__Aim of the exercise__
Where a line in the listing below holds the word "type", count that line; give the total alone.

__Data extracts__
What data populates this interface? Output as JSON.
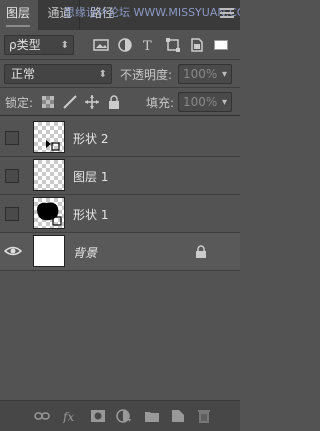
{
  "tabs": [
    {
      "label": "图层"
    },
    {
      "label": "通道"
    },
    {
      "label": "路径"
    }
  ],
  "watermark": "思缘设计论坛 WWW.MISSYUAN.COM",
  "filter": {
    "kind_label": "ρ类型"
  },
  "blend": {
    "mode": "正常",
    "opacity_label": "不透明度:",
    "opacity_value": "100%"
  },
  "lock": {
    "label": "锁定:",
    "fill_label": "填充:",
    "fill_value": "100%"
  },
  "layers": [
    {
      "name": "形状 2",
      "visible": false,
      "type": "shape-triangle"
    },
    {
      "name": "图层 1",
      "visible": false,
      "type": "empty"
    },
    {
      "name": "形状 1",
      "visible": false,
      "type": "shape-blob"
    },
    {
      "name": "背景",
      "visible": true,
      "type": "background",
      "locked": true
    }
  ]
}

__Answer to this problem__
4